Missiles were shipped disassembled in a pressurized container and put together by the crew on site.  A wrecker accompanied the shipments in case of breakdowns.

There were two types of missiles developed as part of the Nike program.  Nike Ajax was the first generation of surface to air missile and became operational in 1954.  Nike Hercules missiles eventually replaced the earlier models and are the type seen in my photographs.  The Hercules missile offered increased range, speed, and accuracy along with the potential to support a W-31 nuclear warhead capable of engaging supersonic targets at high altitudes.

One of the things the tour emphasized was the amount of training the missile crews did.  Activation meant an attack on the U.S. was imminent and that responsibility weighed heavily on the crews.  There were accidents.  In May 1958 a Nike Ajax Missile at Site NY-53 in Sandy Hook, NJ exploded outside on its its launcher.  The blast detonated 7 other missiles which were nearby, causing damage to houses for miles around.  10 people were killed.  2 soldiers, Staff Sergeant Joseph W. McKenzie and Private First Class Joseph Abbot in a 20 foot deep pit just a short ways from the missile’s launch pad survived.  After this disaster policy was changed to prevent storage of missiles on launch pads rather that in the underground magazine.
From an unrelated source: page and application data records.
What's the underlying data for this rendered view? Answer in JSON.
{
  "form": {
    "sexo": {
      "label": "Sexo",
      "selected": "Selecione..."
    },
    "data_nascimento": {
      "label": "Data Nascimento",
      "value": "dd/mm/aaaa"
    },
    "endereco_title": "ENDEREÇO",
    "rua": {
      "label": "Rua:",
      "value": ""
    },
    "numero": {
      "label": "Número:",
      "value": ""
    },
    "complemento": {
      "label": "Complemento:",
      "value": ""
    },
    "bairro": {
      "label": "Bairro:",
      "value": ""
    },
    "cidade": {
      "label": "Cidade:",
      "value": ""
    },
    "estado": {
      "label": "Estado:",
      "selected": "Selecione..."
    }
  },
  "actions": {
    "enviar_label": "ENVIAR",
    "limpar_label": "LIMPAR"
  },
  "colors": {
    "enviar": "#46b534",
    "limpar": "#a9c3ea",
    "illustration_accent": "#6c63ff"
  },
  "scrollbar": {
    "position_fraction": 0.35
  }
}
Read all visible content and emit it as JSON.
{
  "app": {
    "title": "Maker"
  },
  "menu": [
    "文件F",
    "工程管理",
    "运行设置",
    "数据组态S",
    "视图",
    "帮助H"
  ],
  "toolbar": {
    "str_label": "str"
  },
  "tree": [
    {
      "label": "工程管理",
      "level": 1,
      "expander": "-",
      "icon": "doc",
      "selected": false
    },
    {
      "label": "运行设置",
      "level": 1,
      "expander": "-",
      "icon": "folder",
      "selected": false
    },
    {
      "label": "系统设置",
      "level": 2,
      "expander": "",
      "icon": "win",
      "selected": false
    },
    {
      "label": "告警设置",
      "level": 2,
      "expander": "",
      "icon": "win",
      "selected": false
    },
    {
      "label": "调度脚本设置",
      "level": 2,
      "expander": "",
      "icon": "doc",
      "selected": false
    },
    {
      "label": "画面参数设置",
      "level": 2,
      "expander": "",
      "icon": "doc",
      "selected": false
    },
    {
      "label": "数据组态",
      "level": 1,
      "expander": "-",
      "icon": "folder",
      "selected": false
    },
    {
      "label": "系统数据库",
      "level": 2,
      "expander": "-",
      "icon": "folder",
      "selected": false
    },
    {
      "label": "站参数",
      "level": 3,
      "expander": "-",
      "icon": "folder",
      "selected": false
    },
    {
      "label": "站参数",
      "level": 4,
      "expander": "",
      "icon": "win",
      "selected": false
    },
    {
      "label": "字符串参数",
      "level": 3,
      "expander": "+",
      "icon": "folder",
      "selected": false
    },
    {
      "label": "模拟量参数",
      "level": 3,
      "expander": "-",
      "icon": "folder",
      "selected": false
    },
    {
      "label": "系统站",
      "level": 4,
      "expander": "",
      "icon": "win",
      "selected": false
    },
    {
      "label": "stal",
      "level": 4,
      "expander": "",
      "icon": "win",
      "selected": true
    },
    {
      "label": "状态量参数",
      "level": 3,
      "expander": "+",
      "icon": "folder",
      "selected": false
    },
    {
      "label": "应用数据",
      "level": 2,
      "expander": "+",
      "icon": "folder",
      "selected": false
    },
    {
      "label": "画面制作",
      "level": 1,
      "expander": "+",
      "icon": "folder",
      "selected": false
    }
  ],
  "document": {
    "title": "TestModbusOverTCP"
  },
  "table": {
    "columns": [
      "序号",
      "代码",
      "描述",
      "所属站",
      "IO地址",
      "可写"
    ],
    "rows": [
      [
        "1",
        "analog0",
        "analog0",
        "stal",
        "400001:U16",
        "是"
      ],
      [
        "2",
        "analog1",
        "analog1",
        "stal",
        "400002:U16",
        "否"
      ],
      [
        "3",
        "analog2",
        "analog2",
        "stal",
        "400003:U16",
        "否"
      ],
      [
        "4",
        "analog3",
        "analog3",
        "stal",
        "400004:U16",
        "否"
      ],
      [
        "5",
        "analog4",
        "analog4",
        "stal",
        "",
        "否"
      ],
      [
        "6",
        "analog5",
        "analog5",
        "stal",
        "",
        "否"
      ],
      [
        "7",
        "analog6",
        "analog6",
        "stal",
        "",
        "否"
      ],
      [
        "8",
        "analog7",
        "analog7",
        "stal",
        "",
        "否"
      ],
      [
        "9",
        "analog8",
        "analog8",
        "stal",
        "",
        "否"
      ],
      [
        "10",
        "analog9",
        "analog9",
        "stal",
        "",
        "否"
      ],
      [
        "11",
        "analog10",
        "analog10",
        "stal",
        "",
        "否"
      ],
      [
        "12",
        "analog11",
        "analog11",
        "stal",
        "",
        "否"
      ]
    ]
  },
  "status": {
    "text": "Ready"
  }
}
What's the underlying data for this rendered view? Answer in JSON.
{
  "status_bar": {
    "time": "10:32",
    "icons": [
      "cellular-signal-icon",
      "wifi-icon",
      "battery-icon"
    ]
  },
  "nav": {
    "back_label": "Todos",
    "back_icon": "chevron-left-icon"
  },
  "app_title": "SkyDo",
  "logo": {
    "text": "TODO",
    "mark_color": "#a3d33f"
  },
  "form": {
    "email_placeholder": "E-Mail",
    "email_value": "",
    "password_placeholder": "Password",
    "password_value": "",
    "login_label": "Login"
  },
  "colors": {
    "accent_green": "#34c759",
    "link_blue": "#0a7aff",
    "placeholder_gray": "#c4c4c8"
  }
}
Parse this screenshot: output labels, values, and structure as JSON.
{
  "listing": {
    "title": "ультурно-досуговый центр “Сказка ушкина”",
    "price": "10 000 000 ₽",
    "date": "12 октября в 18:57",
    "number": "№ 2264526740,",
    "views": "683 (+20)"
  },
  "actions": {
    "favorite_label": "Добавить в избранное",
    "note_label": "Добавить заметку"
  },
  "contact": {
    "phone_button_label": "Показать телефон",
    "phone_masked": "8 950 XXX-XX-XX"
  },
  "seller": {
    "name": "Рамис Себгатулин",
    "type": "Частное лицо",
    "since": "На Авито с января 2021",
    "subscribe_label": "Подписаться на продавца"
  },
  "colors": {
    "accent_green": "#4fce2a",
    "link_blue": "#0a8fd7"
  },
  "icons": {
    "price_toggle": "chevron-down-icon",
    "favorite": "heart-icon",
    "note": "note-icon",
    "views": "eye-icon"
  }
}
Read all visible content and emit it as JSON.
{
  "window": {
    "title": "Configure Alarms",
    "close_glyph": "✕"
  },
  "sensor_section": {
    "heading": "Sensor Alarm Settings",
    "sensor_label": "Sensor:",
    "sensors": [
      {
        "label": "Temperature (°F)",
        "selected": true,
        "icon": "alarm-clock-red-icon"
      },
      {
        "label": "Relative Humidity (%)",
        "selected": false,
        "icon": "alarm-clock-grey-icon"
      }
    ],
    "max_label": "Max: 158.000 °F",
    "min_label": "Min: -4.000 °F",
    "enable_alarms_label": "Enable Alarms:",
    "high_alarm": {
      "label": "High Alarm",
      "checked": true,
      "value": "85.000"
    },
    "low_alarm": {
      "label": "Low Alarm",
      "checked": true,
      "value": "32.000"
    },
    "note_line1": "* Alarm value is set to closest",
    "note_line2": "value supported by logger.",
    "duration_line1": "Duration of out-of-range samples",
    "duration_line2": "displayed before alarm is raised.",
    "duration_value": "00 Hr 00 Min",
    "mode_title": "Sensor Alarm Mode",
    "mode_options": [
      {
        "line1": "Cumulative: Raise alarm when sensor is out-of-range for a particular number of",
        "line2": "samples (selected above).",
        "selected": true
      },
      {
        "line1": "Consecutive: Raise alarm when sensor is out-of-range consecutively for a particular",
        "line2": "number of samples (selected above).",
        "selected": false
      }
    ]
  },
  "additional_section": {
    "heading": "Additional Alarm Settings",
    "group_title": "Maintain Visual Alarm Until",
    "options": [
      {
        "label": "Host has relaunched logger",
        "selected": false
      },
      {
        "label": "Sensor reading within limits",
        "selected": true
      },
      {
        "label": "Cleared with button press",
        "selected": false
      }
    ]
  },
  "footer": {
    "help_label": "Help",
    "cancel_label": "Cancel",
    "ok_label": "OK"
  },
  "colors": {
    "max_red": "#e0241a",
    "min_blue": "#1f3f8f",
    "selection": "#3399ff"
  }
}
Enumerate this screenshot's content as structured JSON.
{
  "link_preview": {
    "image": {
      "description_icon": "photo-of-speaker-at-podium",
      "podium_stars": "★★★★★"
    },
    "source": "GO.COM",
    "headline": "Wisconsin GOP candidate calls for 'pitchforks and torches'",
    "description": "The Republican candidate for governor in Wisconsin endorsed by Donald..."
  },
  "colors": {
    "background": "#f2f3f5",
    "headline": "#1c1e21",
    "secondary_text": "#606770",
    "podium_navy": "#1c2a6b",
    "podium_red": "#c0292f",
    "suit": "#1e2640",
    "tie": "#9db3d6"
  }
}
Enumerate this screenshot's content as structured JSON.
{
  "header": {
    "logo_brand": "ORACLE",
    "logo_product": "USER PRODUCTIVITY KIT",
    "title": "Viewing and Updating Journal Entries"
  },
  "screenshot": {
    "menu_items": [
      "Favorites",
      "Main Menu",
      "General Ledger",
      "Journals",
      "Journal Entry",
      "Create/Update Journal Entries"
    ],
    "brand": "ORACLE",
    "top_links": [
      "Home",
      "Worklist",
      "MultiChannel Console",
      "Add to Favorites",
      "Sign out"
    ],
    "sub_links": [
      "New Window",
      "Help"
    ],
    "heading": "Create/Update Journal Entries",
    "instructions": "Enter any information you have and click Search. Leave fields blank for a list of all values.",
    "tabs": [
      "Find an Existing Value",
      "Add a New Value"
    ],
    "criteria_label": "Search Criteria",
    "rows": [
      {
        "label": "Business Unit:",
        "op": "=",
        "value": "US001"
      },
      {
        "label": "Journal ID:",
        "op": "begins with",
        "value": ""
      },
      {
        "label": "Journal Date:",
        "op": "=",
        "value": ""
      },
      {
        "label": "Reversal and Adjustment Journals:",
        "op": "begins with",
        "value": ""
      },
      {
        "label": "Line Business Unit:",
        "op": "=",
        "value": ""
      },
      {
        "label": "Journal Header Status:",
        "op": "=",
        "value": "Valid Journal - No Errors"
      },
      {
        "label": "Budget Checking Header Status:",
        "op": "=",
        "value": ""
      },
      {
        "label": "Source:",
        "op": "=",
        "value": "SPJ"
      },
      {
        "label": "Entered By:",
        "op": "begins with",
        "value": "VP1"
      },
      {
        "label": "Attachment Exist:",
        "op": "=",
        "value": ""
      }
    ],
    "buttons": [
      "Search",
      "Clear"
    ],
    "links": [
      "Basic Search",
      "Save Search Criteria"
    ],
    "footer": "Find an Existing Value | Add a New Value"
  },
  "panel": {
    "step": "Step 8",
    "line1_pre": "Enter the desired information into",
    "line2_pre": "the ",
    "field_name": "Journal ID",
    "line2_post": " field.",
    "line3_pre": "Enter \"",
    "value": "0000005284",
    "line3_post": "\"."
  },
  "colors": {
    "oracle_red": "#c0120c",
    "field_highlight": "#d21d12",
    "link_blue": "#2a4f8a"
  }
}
There was very little tolerance for mistakes or poor maintenance at Nike sites and inspections were frequent.  Alert status was rotated between sites in an area to maintain readiness, provide downtime for maintenance, and other activities.  When the site was on 20 minute status, launch of the first missile needed to be completed within 20 minutes of notification.   Two crews rotated every 24 hours, and even the off duty crew needed to be nearby and reachable at all times.   Inspections of Nike sites were numerous, often unexpected, and the standards for passing inspection were very high.  

The tour of the Nike base continued with the underground missile magazine.  The racks the missiles rested on allowed them to be moved very easily by hand.

The magazine was well preserved and looked incredible.  Amazingly, though, the highlight of the museum was that missile handling machinery at the site still works and part of the tour is raising a missile from the magazine up into firing position!

Yes, this is the coolest museum in the entire world.

Two of the radar arrays that would be used by the system were also on site, along with the trailers used to operate the radar.  The bar-shaped radar is the Low-Powered Acquisition Radar (LOPAR) used to track targets.  The round array (with its cover on) was used to track either targets or the Nike missiles themselves after launch.  Here is an excellent diagram of the Battery Control Area and a very detailed explanation of how the system worked.  One of the veterans on site walked visitors through the whole process.  I was very glad that I got to visit the site while the men who worked there are still around to tell their stories, and I highly recommend doing so yourself.  Hopefully, I can get back for another tour again soon.

The original intent of the Nike program was to have the system be mobile.  In practice, sites in the continental U.S. tended to be permanent installations, but radar and battery control functions were still housed in trailers to offer potential mobility.

Absolutely fantastic place to visit.  Great day trip if you are in San Francisco but, honestly, I would make it a point to visit the site while it is open.  The nearby Point Bonita Lighthouse is another worthwhile stop while you are there.